While immunoassay (EIA) is a prevalent screening technique it is also prone to issues such as high false positive rates because of lack of analyte specificity. Mass spectrometry was therefore investigated as an alternative screening technique for the ability to improve analyte specificity on a comparable time scale. In this study, a rapid online sample preparation and injection method was developed using a commercially available guard cartridge on a conventional LC–MS-MS system. Using a two-point calibration curve to provide semi-quantitation, a robust method was developed and validated that improved upon the high false positive rate observed in immunoassay screening.

How to optimize the key variables in GC analysis–GC columns and detectors

LCGC North America
LC Troubleshooting

July 01, 2016

A reliable autosampler is one key requirement for unattended operation of a liquid chromatograph.

A solid phase microextraction (SPME) method was developed using a new overcoated PDMS–DVB fiber for immersion extraction of pesticide residues from spaghetti sauce. The overcoating, which consisted of polydimethylsiloxane, offered protection to the SPME fiber, making it more resistant to physical and chemical damage. Also, it increased fiber selectivity for the smaller analyte molecules over macromolecules present in sample matrix. This then allowed it to be used in immersion extraction of a very complex matrix-spaghetti sauce. Performance of the overcoated fiber was compared to a nonovercoated fiber of the same chemistry for method accuracy, precision, and durability. The SPME method developed using the overcoated fiber was then compared to extraction of the same pesticides in spaghetti sauce using a conventional QuEChERS method for extraction and cleanup. SPME was comparable to the QuEChERs method for both accuracy and precision. However, its main advantage over QuEChERS was in sensitivity and method simplicity.

LCGC North America
GC Connections

July 01, 2016

While gas chromatographers may take their septa for granted, in fact these small and seemingly unremarkable polymer discs keep air out of the carrier gas stream when used in an inlet and keep sample intact and uncontaminated when used in a sample vial. Choosing the wrong septa can compromise method accuracy and repeatability as well as reduce column lifetime in extreme cases. This installment addresses septa for inlets and sample vials.

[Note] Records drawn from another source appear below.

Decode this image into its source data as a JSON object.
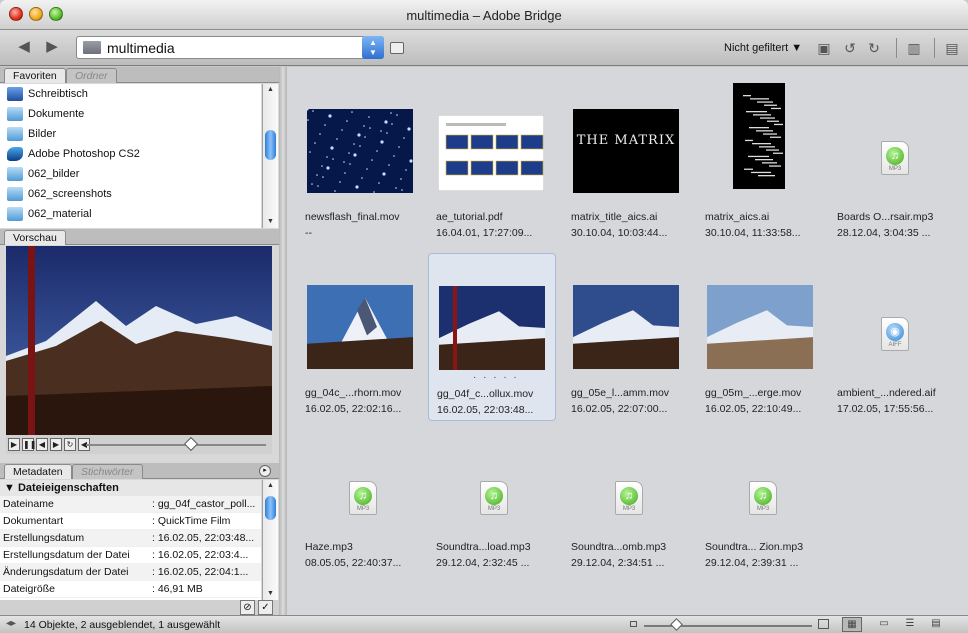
{
  "window": {
    "title": "multimedia – Adobe Bridge"
  },
  "toolbar": {
    "path": "multimedia",
    "filter_label": "Nicht gefiltert ▼",
    "back_icon": "back-arrow-icon",
    "forward_icon": "forward-arrow-icon"
  },
  "favorites": {
    "tabs": [
      "Favoriten",
      "Ordner"
    ],
    "items": [
      {
        "label": "Schreibtisch",
        "icon": "desktop-icon"
      },
      {
        "label": "Dokumente",
        "icon": "folder-icon"
      },
      {
        "label": "Bilder",
        "icon": "folder-icon"
      },
      {
        "label": "Adobe Photoshop CS2",
        "icon": "photoshop-icon"
      },
      {
        "label": "062_bilder",
        "icon": "folder-icon"
      },
      {
        "label": "062_screenshots",
        "icon": "folder-icon"
      },
      {
        "label": "062_material",
        "icon": "folder-icon"
      }
    ]
  },
  "preview": {
    "tab": "Vorschau"
  },
  "metadata": {
    "tabs": [
      "Metadaten",
      "Stichwörter"
    ],
    "section": "▼ Dateieigenschaften",
    "rows": [
      {
        "key": "Dateiname",
        "value": ": gg_04f_castor_poll..."
      },
      {
        "key": "Dokumentart",
        "value": ": QuickTime Film"
      },
      {
        "key": "Erstellungsdatum",
        "value": ": 16.02.05, 22:03:48..."
      },
      {
        "key": "Erstellungsdatum der Datei",
        "value": ": 16.02.05, 22:03:4..."
      },
      {
        "key": "Änderungsdatum der Datei",
        "value": ": 16.02.05, 22:04:1..."
      },
      {
        "key": "Dateigröße",
        "value": ": 46,91 MB"
      }
    ]
  },
  "files": [
    {
      "name": "newsflash_final.mov",
      "date": "--",
      "kind": "stars-image"
    },
    {
      "name": "ae_tutorial.pdf",
      "date": "16.04.01, 17:27:09...",
      "kind": "pdf"
    },
    {
      "name": "matrix_title_aics.ai",
      "date": "30.10.04, 10:03:44...",
      "kind": "matrix-title"
    },
    {
      "name": "matrix_aics.ai",
      "date": "30.10.04, 11:33:58...",
      "kind": "matrix-code"
    },
    {
      "name": "Boards O...rsair.mp3",
      "date": "28.12.04, 3:04:35 ...",
      "kind": "mp3"
    },
    {
      "name": "gg_04c_...rhorn.mov",
      "date": "16.02.05, 22:02:16...",
      "kind": "mountain1"
    },
    {
      "name": "gg_04f_c...ollux.mov",
      "date": "16.02.05, 22:03:48...",
      "kind": "mountain2",
      "selected": true,
      "rating": "· · · · ·"
    },
    {
      "name": "gg_05e_l...amm.mov",
      "date": "16.02.05, 22:07:00...",
      "kind": "mountain3"
    },
    {
      "name": "gg_05m_...erge.mov",
      "date": "16.02.05, 22:10:49...",
      "kind": "mountain4"
    },
    {
      "name": "ambient_...ndered.aif",
      "date": "17.02.05, 17:55:56...",
      "kind": "aiff"
    },
    {
      "name": "Haze.mp3",
      "date": "08.05.05, 22:40:37...",
      "kind": "mp3"
    },
    {
      "name": "Soundtra...load.mp3",
      "date": "29.12.04, 2:32:45 ...",
      "kind": "mp3"
    },
    {
      "name": "Soundtra...omb.mp3",
      "date": "29.12.04, 2:34:51 ...",
      "kind": "mp3"
    },
    {
      "name": "Soundtra... Zion.mp3",
      "date": "29.12.04, 2:39:31 ...",
      "kind": "mp3"
    }
  ],
  "matrix_title": "THE MATRIX",
  "icon_labels": {
    "mp3": "MP3",
    "aiff": "AIFF"
  },
  "status": {
    "text": "14 Objekte, 2 ausgeblendet, 1 ausgewählt"
  }
}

LCGC North America

Microflow LC–MS-MS has seen a surge of attention, development, and popularity among research scientists and bioanalysts over the last few years. The potential of this technology to provide better sensitivity, less solvent waste, near-zero dead volume, and high through-put are a big part of this renewed interest. However, microflow LC techniques are hardly a new idea. More than 40 years ago, in 1974, a group at Nagoya University in Japan first developed a microcolumn liquid chromatography system, elements of which can be found in today’s commercial products. With the advances in technology over the last several years, development and implementation of this technique have been kicked into high gear. In this article, we discuss the history of microflow LC–MS-MS, the current state of the art, and where the future might lead for this rapidly growing technology.

LCGC North America

This application note demonstrates the analysis of charge variants of Rituximab (both innovator and biosimilar molecules) using multiple heart-cutting two-dimensional liquid chromatography (2D-LC) with mass spectrometry (MS) detection.

Issue PDF
LCGC North America

July 01, 2016

Click the title above to open the LCGC North America July 2016 regular issue, Vol 34 No 7, in an interactive PDF format.